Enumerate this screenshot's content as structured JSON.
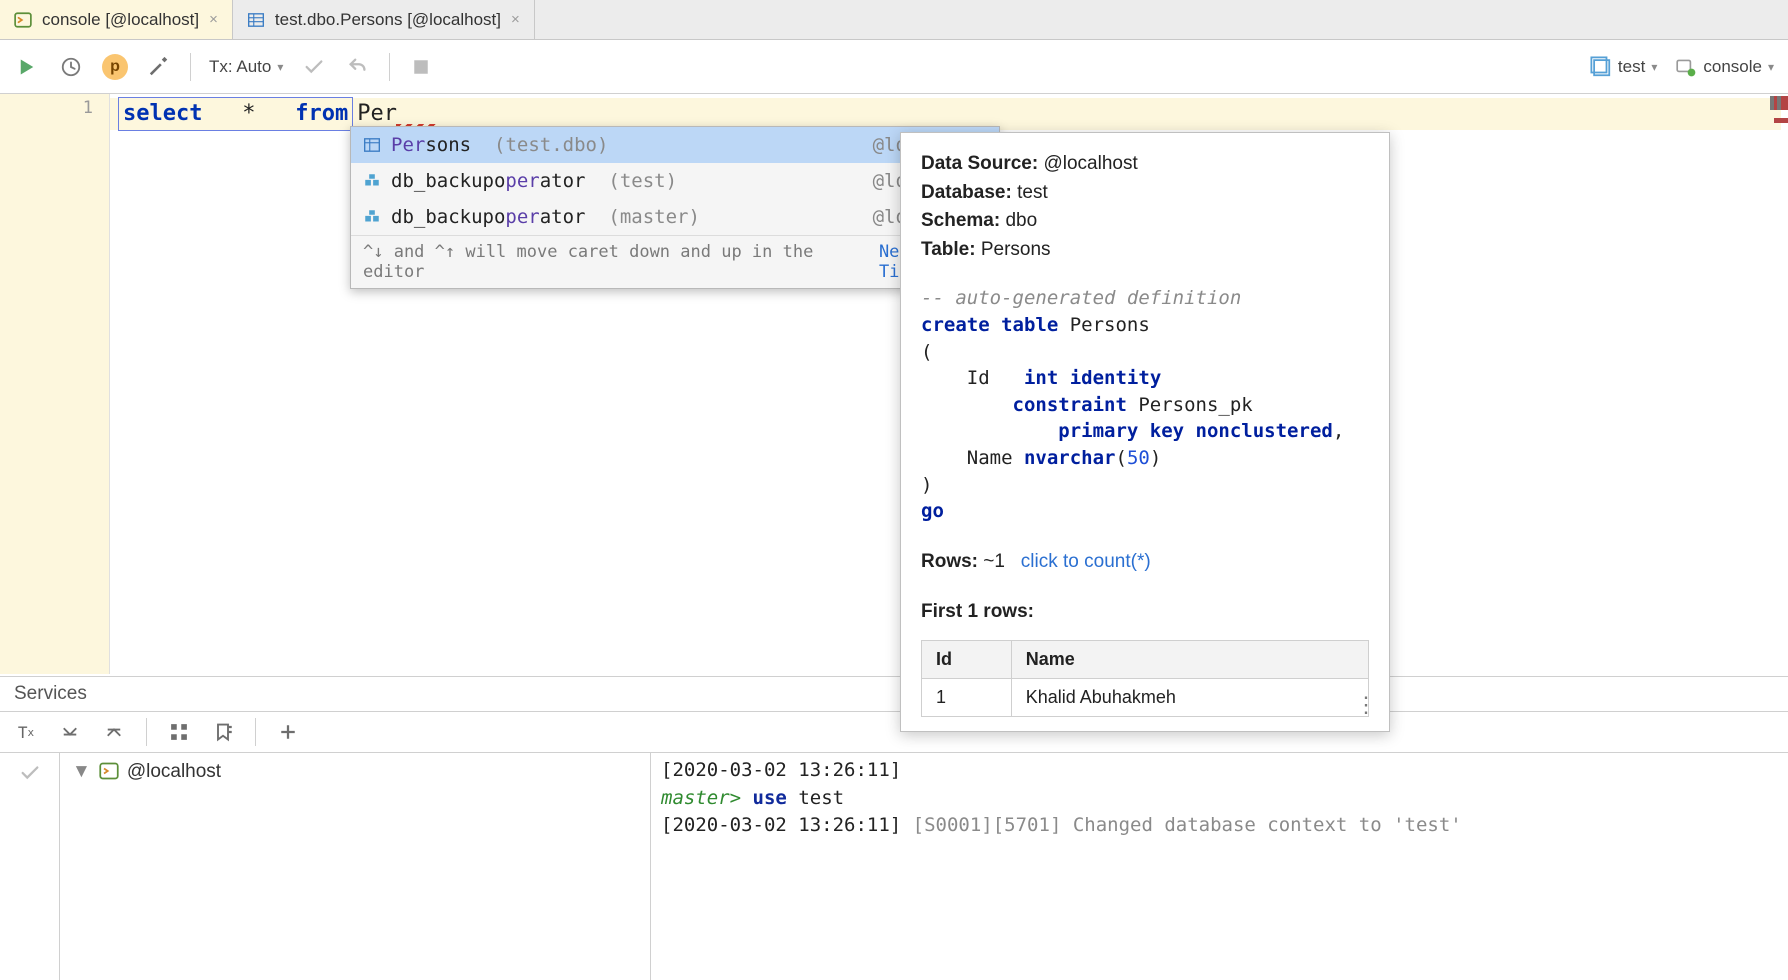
{
  "tabs": [
    {
      "label": "console [@localhost]",
      "active": true
    },
    {
      "label": "test.dbo.Persons [@localhost]",
      "active": false
    }
  ],
  "toolbar": {
    "tx_label": "Tx: Auto",
    "badge_letter": "p",
    "right_db": "test",
    "right_console": "console"
  },
  "editor": {
    "line_no": "1",
    "code_kw_select": "select",
    "code_star": "*",
    "code_kw_from": "from",
    "code_typed": "Per"
  },
  "autocomplete": {
    "items": [
      {
        "match": "Per",
        "rest": "sons",
        "hint": "(test.dbo)",
        "loc": "@localhost",
        "type": "table"
      },
      {
        "pre": "db_backupo",
        "match": "per",
        "rest": "ator",
        "hint": "(test)",
        "loc": "@localhost",
        "type": "role"
      },
      {
        "pre": "db_backupo",
        "match": "per",
        "rest": "ator",
        "hint": "(master)",
        "loc": "@localhost",
        "type": "role"
      }
    ],
    "footer_hint": "^↓ and ^↑ will move caret down and up in the editor",
    "footer_next_tip": "Next Tip"
  },
  "info": {
    "meta": {
      "data_source_label": "Data Source:",
      "data_source_value": "@localhost",
      "database_label": "Database:",
      "database_value": "test",
      "schema_label": "Schema:",
      "schema_value": "dbo",
      "table_label": "Table:",
      "table_value": "Persons"
    },
    "ddl_comment": "-- auto-generated definition",
    "ddl_create": "create table",
    "ddl_table": "Persons",
    "ddl_open": "(",
    "ddl_col1_name": "Id",
    "ddl_col1_type": "int identity",
    "ddl_constraint": "constraint",
    "ddl_constraint_name": "Persons_pk",
    "ddl_pk": "primary key nonclustered",
    "ddl_comma": ",",
    "ddl_col2_name": "Name",
    "ddl_col2_type_kw": "nvarchar",
    "ddl_col2_len": "50",
    "ddl_close": ")",
    "ddl_go": "go",
    "rows_label": "Rows:",
    "rows_value": "~1",
    "rows_link": "click to count(*)",
    "preview_label": "First 1 rows:",
    "table": {
      "cols": [
        "Id",
        "Name"
      ],
      "rows": [
        [
          "1",
          "Khalid Abuhakmeh"
        ]
      ]
    }
  },
  "services": {
    "title": "Services",
    "tree_node": "@localhost",
    "log": {
      "line1_ts": "[2020-03-02 13:26:11]",
      "line2_prompt": "master>",
      "line2_kw": "use",
      "line2_arg": "test",
      "line3_ts": "[2020-03-02 13:26:11]",
      "line3_cut": "[S0001][5701] Changed database context to 'test'"
    }
  }
}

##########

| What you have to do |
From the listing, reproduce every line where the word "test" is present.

| Response below |
      "label": "test.dbo.Persons [@localhost]",
    "right_db": "test",
        "hint": "(test.dbo)",
        "hint": "(test)",
      "database_value": "test",
      "line2_arg": "test",
      "line3_cut": "[S0001][5701] Changed database context to 'test'"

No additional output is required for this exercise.